(Beginning of MATERIAL FOR THIS EXERCISE)

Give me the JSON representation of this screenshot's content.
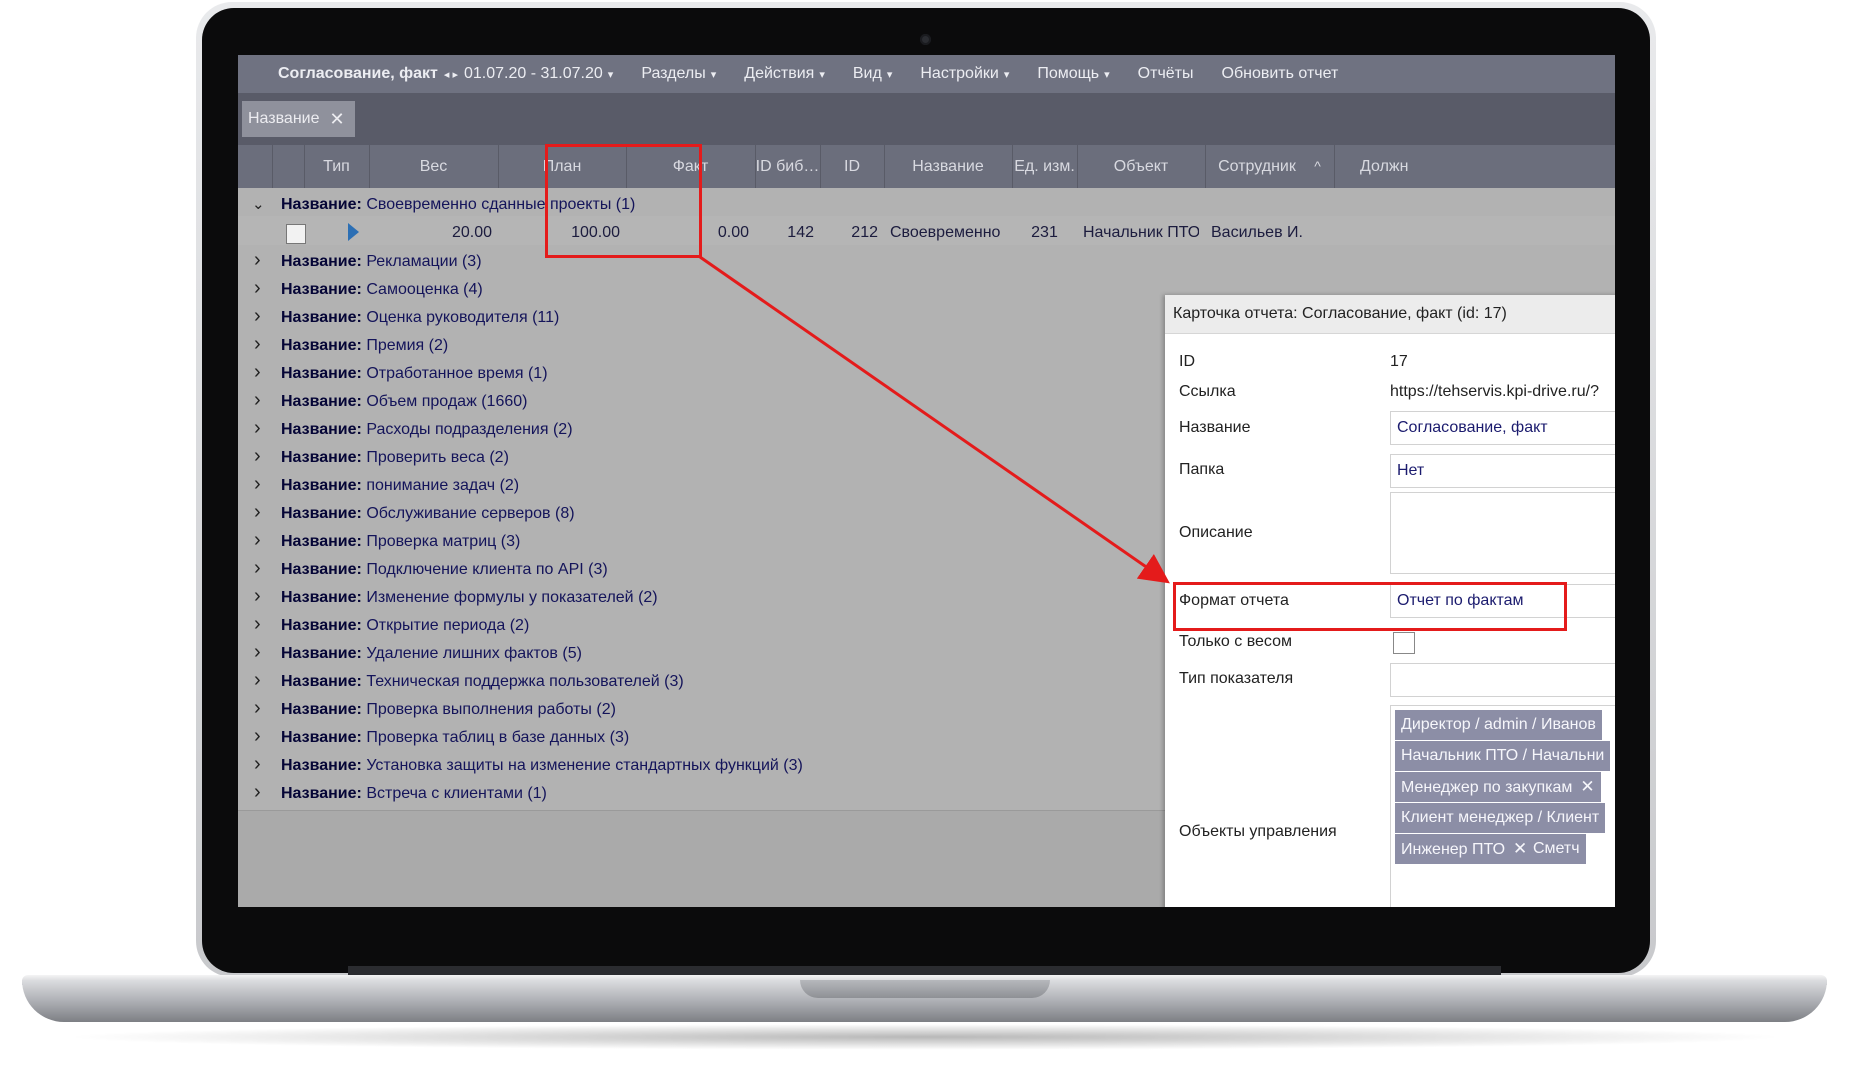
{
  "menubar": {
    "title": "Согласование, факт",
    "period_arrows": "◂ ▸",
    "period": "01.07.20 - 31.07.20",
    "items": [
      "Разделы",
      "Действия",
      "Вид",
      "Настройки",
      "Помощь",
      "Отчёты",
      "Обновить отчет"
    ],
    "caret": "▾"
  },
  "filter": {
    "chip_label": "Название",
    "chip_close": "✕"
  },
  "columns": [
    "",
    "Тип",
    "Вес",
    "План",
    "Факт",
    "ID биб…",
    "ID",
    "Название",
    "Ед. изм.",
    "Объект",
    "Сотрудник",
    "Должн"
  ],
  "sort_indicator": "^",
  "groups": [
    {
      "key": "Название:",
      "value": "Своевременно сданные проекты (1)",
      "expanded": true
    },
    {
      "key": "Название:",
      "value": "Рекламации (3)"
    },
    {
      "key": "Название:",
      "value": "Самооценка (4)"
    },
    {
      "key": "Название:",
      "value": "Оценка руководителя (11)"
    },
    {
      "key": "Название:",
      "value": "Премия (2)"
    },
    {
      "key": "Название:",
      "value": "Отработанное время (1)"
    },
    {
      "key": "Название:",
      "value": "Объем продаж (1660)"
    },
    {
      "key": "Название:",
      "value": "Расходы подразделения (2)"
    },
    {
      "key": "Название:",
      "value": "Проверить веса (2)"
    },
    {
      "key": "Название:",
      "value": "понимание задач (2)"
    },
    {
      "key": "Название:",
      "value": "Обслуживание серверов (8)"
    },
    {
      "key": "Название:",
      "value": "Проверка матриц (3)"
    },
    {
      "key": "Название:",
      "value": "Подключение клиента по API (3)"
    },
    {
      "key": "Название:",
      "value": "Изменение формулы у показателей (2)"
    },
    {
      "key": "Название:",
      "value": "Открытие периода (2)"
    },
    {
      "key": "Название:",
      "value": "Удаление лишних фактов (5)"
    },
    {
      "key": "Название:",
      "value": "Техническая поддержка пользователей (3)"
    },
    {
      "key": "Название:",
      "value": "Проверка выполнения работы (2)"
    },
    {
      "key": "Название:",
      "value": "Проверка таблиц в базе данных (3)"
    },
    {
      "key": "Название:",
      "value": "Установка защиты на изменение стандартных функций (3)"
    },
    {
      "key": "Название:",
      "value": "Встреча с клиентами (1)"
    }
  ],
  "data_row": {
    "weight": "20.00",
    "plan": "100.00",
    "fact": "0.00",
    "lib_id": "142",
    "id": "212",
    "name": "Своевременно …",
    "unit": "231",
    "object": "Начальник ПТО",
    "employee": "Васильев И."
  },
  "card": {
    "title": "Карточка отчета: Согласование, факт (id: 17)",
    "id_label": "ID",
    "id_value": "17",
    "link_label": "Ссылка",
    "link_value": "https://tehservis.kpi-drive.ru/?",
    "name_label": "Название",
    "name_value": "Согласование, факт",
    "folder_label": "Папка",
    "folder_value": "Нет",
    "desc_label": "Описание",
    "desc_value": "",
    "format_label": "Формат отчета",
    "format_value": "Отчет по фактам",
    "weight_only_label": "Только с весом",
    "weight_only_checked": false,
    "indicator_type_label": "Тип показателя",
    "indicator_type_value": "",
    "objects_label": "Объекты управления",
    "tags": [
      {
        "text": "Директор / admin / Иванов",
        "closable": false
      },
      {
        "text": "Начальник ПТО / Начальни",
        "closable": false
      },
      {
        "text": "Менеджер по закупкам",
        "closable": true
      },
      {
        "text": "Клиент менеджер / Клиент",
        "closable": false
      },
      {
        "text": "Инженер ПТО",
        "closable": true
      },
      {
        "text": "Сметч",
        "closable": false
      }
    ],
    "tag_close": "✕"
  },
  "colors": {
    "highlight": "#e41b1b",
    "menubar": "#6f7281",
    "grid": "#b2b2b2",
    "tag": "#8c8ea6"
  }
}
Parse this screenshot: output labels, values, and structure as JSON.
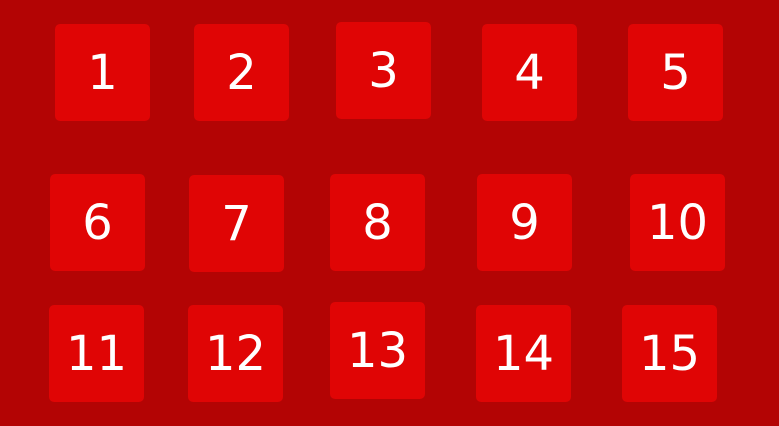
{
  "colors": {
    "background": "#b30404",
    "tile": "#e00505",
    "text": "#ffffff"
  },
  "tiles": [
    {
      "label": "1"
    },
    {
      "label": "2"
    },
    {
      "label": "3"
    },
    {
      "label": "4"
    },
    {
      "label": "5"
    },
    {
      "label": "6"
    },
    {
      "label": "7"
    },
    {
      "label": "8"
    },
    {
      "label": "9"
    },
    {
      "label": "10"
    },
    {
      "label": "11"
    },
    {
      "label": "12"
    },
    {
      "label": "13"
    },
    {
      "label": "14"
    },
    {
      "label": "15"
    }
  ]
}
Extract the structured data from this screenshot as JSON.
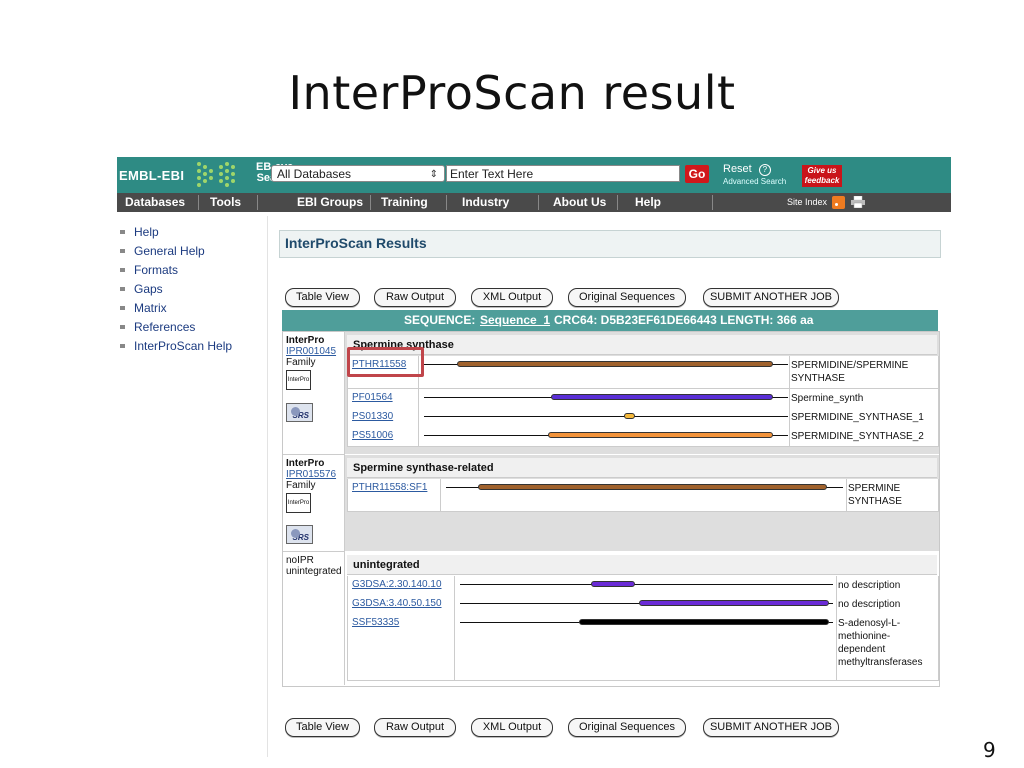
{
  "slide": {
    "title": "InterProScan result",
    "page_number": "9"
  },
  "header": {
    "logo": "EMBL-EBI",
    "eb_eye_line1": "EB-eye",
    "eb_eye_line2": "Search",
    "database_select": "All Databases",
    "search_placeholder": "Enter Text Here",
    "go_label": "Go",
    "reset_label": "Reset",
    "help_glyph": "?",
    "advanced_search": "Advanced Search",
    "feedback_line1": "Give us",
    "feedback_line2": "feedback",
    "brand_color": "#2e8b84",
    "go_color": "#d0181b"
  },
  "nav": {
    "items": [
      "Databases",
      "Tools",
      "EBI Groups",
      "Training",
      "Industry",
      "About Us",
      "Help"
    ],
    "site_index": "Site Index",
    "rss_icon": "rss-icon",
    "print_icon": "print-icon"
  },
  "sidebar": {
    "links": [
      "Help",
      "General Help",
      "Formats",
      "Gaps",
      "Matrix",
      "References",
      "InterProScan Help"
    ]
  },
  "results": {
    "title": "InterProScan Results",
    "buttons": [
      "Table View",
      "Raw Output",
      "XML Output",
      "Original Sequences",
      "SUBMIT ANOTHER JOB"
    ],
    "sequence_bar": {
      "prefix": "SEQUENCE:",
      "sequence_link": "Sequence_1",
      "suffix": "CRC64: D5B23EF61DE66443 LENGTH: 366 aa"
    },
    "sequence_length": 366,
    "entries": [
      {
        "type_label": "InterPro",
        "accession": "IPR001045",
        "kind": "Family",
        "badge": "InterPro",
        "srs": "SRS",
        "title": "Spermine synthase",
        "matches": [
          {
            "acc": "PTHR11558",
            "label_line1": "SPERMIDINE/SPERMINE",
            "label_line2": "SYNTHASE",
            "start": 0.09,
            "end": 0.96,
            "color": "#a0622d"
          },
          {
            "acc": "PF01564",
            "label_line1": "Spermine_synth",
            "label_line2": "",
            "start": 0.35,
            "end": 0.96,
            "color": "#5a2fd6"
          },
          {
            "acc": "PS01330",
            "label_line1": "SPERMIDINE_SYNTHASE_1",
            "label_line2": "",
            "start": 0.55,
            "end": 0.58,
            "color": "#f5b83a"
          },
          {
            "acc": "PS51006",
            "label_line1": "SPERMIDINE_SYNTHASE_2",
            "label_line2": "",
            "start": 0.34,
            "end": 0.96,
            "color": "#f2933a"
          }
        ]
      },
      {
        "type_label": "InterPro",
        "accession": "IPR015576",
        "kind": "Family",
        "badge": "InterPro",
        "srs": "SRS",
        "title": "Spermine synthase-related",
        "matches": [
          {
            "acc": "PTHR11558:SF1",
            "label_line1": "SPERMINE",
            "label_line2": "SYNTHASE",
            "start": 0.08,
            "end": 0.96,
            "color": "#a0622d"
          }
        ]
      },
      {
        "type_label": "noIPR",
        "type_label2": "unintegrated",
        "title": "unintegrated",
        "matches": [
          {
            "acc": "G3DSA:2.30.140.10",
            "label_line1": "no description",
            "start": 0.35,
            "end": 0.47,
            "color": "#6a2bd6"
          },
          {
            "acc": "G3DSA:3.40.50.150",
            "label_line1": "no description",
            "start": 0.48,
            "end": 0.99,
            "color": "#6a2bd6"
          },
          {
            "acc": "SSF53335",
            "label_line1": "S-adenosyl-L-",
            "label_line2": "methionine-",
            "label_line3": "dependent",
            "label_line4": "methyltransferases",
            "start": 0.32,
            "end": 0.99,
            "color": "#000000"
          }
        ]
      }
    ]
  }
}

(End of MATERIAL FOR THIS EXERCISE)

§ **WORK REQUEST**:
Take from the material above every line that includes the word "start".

§ **OUTPUT**:
            "start": 0.09,
            "start": 0.35,
            "start": 0.55,
            "start": 0.34,
            "start": 0.08,
            "start": 0.35,
            "start": 0.48,
            "start": 0.32,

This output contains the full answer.